→ WORK TO COMPLETE: Your answer should reproduce every line of the material in which the word "this" occurs.

→ EXTRACTED INFORMATION:
★ ★ ★ ★ ★ ★ ★

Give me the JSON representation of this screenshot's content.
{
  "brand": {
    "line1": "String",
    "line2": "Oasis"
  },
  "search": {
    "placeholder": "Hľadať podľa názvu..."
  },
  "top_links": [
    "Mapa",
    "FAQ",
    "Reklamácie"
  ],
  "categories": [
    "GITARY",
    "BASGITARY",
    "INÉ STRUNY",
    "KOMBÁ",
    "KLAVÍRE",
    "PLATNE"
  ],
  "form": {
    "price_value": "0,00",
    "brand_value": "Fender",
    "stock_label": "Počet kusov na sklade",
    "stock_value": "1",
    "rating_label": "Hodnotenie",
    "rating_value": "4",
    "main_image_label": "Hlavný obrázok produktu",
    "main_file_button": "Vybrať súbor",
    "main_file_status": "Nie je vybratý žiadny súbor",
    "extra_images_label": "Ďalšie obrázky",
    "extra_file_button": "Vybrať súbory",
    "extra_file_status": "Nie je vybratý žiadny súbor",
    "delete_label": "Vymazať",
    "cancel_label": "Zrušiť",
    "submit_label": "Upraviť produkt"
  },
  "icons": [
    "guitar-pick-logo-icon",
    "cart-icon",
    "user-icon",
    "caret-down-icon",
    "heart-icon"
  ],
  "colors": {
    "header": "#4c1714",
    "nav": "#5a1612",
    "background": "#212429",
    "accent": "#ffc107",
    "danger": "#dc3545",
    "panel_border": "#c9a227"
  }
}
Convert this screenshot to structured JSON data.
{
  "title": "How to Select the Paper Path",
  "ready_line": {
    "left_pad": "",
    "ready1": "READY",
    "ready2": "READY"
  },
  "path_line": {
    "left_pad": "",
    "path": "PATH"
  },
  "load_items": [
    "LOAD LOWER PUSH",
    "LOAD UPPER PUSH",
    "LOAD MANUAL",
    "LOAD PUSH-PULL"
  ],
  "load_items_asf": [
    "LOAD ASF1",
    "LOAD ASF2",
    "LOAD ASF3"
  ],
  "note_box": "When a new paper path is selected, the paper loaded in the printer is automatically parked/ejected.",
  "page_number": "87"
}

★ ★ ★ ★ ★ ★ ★

→ ANSWER AREA:
Give me the JSON representation of this screenshot's content.
Convert this screenshot to structured JSON data.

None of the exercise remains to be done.